Mapping the maize genome
Positional cloning is a genetic mapping technique used to pinpoint the location of specific traits of interest, such as disease-causing genes or mutations, within the genome. Very simply, this map-based technique involves crossing mutant individuals with wild-type individuals and examining the offspring in order to localize a candidate region in the genome for the mutation. By identifying genetic markers that are linked to the trait, progressively more precise areas on a chromosome are defined until the gene is identified.
This approach has contributed to the successful mapping of genes involved in numerous human diseases such as Huntington's disease and cystic fibrosis, an important first step in understanding these conditions.
In plants, the positional cloning method has been traditionally used in studies of model organisms such as rice and Arabidopsis, providing important insights into plant genetics. Researchers at Brigham Young University and Rutgers University have developed a protocol that highlights the utility of this technique in plant taxa with much larger genomes, such as maize. The detailed protocol is published in the January issue of Applications in Plant Sciences .
"Maize is the most important cereal crop in the United States, and one of the most important in the world," says Clinton Whipple, an author of the study. "We originally worried that the large size of the maize genome would make positional cloning unrealistic, requiring very large mapping populations. However, these fears turned out to be largely unwarranted, as we successfully utilized this technique with populations similar in size to Arabidopsis and rice, which have significantly smaller genomes."
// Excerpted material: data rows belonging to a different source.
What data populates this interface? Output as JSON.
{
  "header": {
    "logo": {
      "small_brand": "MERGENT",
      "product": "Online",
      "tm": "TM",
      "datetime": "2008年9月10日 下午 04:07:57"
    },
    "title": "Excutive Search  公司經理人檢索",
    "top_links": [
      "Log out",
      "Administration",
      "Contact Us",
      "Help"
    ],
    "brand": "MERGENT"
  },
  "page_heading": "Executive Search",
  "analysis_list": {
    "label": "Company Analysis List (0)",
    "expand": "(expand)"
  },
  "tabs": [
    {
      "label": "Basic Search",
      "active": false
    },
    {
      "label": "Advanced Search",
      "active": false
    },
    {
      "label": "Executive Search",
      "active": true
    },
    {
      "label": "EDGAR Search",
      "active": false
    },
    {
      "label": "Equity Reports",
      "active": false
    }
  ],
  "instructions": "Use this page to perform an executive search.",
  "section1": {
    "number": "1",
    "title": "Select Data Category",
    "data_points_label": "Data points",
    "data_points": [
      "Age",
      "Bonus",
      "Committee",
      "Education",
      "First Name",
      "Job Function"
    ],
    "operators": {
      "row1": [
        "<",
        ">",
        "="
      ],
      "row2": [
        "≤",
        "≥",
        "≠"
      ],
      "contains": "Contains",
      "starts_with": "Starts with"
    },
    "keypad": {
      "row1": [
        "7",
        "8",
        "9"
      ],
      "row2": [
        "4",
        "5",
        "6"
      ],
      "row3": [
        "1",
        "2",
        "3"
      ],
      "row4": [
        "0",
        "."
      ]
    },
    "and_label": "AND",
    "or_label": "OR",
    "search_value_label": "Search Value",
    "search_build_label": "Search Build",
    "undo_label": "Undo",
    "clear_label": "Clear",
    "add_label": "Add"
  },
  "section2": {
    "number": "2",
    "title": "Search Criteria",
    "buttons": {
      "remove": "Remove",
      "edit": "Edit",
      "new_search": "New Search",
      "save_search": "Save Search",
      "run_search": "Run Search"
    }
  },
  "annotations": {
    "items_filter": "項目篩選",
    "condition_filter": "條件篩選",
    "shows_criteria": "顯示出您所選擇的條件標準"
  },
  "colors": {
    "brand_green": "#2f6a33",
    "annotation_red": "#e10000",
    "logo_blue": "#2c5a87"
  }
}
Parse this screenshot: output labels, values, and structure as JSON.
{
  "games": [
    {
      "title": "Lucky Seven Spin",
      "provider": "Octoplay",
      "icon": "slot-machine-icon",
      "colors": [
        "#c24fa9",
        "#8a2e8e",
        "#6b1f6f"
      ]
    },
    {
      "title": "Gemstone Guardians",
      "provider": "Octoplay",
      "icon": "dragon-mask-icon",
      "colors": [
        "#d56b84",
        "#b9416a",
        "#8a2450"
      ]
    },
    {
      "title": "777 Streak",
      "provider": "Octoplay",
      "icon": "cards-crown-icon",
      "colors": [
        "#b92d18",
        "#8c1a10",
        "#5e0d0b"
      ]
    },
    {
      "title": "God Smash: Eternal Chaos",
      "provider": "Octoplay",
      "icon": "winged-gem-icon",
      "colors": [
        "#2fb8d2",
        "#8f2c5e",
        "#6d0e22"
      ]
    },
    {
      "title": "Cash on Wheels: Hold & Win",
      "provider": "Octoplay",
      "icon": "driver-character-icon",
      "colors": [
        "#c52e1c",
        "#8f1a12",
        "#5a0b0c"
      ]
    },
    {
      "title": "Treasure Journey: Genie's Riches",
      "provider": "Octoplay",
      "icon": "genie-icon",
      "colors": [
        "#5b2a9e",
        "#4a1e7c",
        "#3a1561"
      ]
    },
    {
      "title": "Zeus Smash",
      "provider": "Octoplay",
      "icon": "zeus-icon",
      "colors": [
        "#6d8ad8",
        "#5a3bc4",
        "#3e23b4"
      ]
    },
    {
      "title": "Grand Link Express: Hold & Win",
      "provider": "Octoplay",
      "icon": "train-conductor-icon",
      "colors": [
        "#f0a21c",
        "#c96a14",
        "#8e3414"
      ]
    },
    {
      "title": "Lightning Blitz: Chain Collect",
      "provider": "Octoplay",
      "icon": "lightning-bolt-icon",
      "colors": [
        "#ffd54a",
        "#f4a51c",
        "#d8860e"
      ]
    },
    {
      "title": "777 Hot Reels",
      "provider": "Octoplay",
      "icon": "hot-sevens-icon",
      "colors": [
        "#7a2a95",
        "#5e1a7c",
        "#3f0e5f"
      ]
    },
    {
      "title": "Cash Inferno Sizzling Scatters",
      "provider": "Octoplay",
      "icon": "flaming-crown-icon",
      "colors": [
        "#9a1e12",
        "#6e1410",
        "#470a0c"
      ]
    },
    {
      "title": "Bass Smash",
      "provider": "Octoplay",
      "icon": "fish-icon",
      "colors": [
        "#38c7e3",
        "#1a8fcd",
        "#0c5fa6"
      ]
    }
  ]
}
With the complete sequence of the maize genome now available, positional cloning can be used to identify genes responsible for traits caused by mutations as well as by natural genetic variation.
Although this technique is not new and has been used by geneticists for quite some time, no general protocol has been previously published. "To my knowledge, a detailed step-by-step protocol on positional cloning has not been published previously (in any species), and we were hoping to fill that hole in the literature," says Whipple.
"While we have focused on maize, much of what we have described can be applied to any plant species that is genetically tractable and has a sequenced genome. Given the rapidly decreasing costs of sequencing, many more species are becoming sequenced, including emerging models important for evolutionary and ecological questions that could benefit from the functional insights that positional cloning can provide."